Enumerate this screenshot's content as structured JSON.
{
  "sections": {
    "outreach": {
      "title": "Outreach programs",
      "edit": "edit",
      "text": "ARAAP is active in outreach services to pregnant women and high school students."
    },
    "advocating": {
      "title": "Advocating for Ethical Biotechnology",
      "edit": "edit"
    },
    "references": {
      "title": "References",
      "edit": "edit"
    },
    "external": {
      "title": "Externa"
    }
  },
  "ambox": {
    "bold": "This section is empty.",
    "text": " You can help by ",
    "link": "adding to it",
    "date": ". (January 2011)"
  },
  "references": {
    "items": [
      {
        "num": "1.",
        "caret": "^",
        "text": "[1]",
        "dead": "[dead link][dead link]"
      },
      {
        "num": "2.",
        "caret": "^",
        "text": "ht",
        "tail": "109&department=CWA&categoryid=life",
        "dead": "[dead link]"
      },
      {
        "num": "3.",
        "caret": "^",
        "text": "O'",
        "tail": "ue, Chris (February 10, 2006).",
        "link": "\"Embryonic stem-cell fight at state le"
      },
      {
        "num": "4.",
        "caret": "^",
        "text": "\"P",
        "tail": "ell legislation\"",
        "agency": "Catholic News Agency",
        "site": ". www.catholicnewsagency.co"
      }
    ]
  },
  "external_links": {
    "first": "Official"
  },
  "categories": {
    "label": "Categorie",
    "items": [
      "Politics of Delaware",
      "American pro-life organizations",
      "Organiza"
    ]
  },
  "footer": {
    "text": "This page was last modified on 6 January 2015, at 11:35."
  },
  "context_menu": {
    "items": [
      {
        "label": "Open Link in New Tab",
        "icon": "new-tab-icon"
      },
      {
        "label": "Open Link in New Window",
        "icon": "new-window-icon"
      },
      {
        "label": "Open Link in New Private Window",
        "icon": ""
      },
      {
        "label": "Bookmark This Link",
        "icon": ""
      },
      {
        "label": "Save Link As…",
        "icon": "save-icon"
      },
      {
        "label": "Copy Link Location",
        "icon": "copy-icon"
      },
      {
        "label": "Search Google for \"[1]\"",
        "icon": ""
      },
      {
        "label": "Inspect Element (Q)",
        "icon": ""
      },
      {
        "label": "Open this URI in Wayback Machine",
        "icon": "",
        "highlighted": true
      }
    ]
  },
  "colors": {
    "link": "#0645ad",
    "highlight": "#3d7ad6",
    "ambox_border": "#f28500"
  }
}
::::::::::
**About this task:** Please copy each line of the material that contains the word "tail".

**Exercise output:**
        "tail": "109&department=CWA&categoryid=life",
        "tail": "ue, Chris (February 10, 2006).",
        "tail": "ell legislation\"",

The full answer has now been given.